**** EXTRACTED INFORMATION
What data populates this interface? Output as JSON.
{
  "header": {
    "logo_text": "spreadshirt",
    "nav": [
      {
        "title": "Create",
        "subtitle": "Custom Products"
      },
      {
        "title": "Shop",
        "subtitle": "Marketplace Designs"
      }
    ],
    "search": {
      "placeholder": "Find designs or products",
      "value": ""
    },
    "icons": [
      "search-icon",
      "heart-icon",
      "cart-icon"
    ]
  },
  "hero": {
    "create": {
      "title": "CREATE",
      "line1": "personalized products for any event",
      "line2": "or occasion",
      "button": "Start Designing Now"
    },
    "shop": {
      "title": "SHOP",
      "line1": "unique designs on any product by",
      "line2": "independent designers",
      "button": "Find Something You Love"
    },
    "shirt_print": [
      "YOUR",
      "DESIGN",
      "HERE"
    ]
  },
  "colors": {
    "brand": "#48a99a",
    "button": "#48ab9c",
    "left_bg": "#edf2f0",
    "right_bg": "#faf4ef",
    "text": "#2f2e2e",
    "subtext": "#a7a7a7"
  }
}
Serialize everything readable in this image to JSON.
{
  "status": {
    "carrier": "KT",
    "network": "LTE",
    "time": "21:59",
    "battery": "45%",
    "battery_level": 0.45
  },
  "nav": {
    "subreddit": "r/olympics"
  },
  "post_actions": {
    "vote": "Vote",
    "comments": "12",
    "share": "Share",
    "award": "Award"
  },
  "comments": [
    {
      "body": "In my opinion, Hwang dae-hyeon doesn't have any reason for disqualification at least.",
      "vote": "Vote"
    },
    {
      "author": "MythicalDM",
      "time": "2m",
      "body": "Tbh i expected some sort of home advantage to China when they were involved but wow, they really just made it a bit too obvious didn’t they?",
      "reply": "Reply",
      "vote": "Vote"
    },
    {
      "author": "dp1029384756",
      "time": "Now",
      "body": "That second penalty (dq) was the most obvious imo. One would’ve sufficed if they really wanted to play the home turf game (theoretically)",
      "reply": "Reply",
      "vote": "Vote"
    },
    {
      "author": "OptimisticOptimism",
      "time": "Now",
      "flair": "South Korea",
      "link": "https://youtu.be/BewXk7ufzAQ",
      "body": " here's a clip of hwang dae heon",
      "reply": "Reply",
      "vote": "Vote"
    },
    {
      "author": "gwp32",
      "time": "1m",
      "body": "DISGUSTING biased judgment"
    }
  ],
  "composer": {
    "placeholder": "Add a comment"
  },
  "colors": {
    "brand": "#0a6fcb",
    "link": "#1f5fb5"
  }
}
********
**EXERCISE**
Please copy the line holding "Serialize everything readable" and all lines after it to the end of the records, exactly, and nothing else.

**FINISHED EXERCISE**
Serialize everything readable in this image to JSON.
{
  "status": {
    "carrier": "KT",
    "network": "LTE",
    "time": "21:59",
    "battery": "45%",
    "battery_level": 0.45
  },
  "nav": {
    "subreddit": "r/olympics"
  },
  "post_actions": {
    "vote": "Vote",
    "comments": "12",
    "share": "Share",
    "award": "Award"
  },
  "comments": [
    {
      "body": "In my opinion, Hwang dae-hyeon doesn't have any reason for disqualification at least.",
      "vote": "Vote"
    },
    {
      "author": "MythicalDM",
      "time": "2m",
      "body": "Tbh i expected some sort of home advantage to China when they were involved but wow, they really just made it a bit too obvious didn’t they?",
      "reply": "Reply",
      "vote": "Vote"
    },
    {
      "author": "dp1029384756",
      "time": "Now",
      "body": "That second penalty (dq) was the most obvious imo. One would’ve sufficed if they really wanted to play the home turf game (theoretically)",
      "reply": "Reply",
      "vote": "Vote"
    },
    {
      "author": "OptimisticOptimism",
      "time": "Now",
      "flair": "South Korea",
      "link": "https://youtu.be/BewXk7ufzAQ",
      "body": " here's a clip of hwang dae heon",
      "reply": "Reply",
      "vote": "Vote"
    },
    {
      "author": "gwp32",
      "time": "1m",
      "body": "DISGUSTING biased judgment"
    }
  ],
  "composer": {
    "placeholder": "Add a comment"
  },
  "colors": {
    "brand": "#0a6fcb",
    "link": "#1f5fb5"
  }
}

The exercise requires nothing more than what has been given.